- Exercise goal
Look through the material below. Copy every line with the string "Letters" in it.

- The input
|---|
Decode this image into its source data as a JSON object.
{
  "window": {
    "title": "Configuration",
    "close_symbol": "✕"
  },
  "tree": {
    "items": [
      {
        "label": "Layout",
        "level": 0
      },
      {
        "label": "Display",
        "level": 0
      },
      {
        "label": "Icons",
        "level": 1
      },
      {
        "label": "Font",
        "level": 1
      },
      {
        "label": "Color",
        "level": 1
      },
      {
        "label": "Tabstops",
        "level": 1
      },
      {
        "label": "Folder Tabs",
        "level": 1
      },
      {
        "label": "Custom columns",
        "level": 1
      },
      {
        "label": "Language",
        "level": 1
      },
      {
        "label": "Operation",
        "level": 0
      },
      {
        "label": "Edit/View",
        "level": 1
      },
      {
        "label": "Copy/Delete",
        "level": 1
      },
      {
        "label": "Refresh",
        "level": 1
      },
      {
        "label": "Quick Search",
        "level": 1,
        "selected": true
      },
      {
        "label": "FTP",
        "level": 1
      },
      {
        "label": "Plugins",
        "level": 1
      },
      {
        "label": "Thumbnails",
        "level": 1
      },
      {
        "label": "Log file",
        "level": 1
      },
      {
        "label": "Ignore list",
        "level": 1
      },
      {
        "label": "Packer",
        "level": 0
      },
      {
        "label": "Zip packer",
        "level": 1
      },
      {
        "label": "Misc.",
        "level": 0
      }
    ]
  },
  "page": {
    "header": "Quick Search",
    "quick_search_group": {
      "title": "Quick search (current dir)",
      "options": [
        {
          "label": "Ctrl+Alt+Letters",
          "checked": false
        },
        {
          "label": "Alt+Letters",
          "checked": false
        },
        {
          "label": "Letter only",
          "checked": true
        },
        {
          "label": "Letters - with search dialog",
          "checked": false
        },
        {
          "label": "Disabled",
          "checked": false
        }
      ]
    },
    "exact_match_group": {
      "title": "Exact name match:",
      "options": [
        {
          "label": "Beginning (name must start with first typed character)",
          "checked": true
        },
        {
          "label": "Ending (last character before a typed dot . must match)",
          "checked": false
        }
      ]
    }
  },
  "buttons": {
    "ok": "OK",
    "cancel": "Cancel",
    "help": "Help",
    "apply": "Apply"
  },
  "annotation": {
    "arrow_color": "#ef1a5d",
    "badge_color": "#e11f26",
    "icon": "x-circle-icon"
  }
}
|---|
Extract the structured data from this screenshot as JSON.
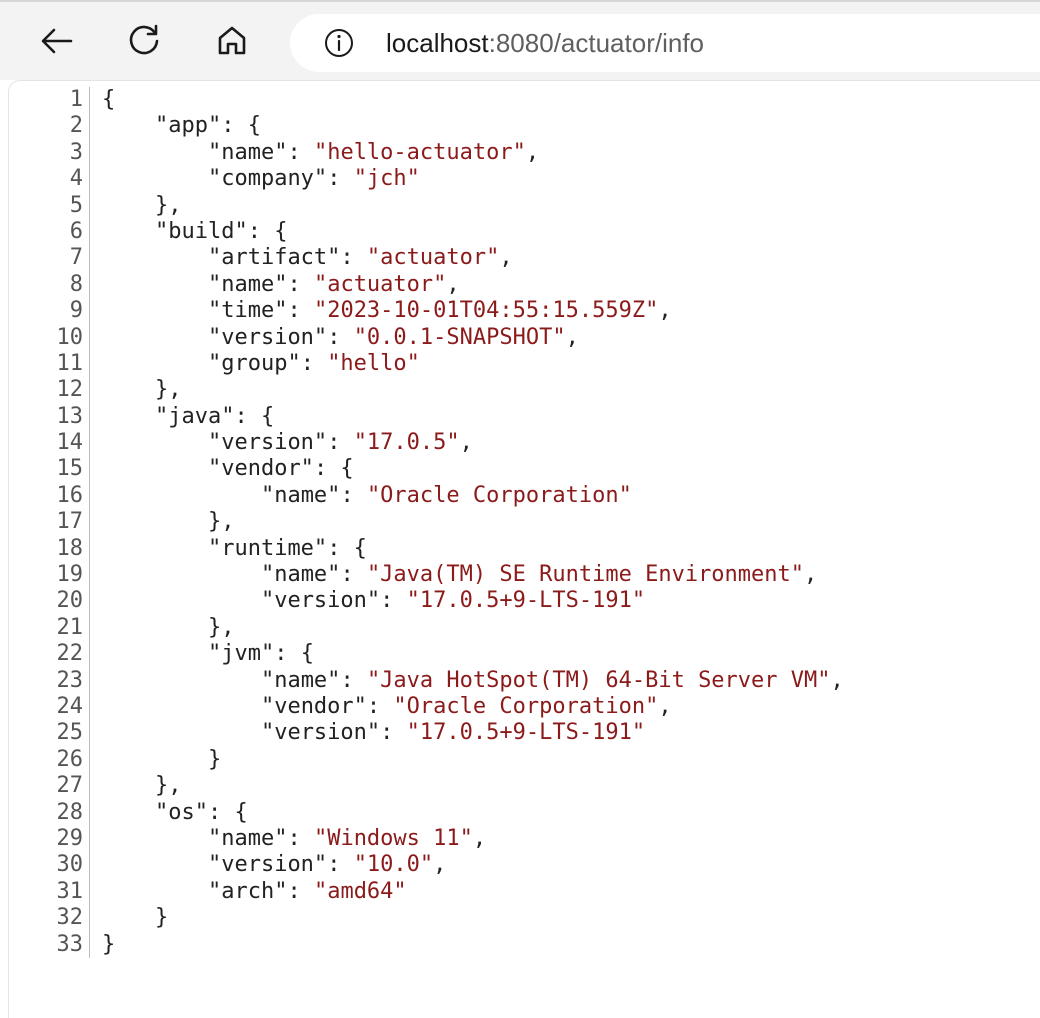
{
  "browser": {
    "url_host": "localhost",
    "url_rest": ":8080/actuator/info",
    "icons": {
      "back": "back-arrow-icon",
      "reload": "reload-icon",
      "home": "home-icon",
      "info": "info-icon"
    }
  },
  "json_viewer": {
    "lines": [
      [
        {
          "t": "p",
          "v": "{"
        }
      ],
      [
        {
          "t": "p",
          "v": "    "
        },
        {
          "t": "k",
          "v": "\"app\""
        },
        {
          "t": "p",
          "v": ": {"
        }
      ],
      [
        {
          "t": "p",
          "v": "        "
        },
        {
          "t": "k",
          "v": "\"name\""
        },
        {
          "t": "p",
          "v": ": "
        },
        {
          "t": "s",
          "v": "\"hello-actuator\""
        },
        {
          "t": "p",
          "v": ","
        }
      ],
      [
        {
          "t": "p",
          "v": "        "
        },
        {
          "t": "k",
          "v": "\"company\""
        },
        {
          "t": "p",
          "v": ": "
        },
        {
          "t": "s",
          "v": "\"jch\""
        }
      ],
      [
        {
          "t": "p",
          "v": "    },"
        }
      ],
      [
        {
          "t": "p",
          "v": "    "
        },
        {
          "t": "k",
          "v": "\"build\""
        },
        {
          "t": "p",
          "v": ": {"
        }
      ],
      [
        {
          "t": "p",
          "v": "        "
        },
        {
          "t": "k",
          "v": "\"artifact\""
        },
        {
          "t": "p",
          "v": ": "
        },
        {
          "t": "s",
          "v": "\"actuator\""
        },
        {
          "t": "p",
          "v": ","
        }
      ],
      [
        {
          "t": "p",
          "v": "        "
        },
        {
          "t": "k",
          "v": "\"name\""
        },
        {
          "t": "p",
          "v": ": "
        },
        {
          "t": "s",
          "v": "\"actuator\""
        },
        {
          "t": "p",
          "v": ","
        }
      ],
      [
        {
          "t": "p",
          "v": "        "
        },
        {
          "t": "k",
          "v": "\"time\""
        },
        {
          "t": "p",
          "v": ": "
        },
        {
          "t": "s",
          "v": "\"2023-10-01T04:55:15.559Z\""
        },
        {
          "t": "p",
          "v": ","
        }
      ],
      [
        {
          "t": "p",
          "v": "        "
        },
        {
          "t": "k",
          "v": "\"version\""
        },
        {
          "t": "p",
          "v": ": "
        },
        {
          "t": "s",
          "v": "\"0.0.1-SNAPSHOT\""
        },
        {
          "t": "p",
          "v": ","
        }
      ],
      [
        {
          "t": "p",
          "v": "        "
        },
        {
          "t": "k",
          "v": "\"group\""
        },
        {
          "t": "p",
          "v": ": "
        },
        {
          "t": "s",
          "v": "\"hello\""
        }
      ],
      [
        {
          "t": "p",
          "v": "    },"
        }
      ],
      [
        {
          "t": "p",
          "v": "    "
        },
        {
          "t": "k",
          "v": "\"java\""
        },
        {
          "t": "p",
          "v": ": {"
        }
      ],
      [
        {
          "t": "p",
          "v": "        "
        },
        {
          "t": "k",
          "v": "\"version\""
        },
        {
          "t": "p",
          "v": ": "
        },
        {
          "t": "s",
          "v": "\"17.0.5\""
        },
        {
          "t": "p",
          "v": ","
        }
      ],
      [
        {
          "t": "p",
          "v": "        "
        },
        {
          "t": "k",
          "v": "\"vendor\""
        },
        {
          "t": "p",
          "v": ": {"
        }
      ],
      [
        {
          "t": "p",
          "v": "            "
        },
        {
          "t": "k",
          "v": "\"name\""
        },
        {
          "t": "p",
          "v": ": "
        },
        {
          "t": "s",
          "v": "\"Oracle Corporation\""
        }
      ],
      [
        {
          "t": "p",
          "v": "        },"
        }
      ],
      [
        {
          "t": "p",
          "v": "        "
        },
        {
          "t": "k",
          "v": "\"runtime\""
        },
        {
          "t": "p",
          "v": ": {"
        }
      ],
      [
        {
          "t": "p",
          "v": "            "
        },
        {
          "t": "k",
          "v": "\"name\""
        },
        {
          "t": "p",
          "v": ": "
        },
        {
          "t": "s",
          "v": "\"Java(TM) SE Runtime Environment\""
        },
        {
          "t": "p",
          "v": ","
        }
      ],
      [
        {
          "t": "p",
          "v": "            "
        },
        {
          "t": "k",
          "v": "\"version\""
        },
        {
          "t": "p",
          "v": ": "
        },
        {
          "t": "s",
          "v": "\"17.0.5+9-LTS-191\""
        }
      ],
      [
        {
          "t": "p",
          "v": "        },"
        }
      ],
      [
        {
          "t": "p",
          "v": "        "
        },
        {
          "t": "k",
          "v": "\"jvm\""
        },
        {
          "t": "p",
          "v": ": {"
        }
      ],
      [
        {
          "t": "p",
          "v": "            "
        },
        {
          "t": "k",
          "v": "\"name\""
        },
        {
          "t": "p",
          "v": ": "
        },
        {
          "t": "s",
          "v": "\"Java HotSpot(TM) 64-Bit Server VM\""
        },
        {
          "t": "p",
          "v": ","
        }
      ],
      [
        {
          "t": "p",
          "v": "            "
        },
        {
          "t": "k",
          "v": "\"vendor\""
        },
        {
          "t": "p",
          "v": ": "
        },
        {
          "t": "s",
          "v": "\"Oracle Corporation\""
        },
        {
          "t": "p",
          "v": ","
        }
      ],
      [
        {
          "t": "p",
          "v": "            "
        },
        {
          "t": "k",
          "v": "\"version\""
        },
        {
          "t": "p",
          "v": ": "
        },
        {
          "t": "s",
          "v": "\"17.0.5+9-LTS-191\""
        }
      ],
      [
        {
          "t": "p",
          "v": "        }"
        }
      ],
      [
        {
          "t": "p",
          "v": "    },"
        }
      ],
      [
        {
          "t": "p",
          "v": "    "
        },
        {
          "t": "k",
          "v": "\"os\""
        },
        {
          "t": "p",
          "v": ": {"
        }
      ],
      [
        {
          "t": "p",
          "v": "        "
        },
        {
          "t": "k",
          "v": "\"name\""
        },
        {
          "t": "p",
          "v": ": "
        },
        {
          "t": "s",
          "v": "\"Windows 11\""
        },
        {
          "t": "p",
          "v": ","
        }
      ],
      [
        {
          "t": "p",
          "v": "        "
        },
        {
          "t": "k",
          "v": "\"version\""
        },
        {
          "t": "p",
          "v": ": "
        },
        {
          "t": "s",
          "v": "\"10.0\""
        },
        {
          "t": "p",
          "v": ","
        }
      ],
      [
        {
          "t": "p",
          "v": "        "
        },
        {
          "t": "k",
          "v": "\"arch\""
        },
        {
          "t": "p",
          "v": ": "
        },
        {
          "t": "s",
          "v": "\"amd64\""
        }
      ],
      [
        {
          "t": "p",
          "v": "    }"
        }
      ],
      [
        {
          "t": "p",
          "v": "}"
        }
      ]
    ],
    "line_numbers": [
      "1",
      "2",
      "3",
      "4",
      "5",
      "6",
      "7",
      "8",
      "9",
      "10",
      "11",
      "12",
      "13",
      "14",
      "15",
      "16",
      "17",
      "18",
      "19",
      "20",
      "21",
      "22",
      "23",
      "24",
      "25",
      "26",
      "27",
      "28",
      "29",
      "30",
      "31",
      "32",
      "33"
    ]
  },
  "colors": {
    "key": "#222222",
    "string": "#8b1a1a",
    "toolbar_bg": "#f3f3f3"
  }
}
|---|
- Exercise result
          "label": "Ctrl+Alt+Letters",
          "label": "Alt+Letters",
          "label": "Letters - with search dialog",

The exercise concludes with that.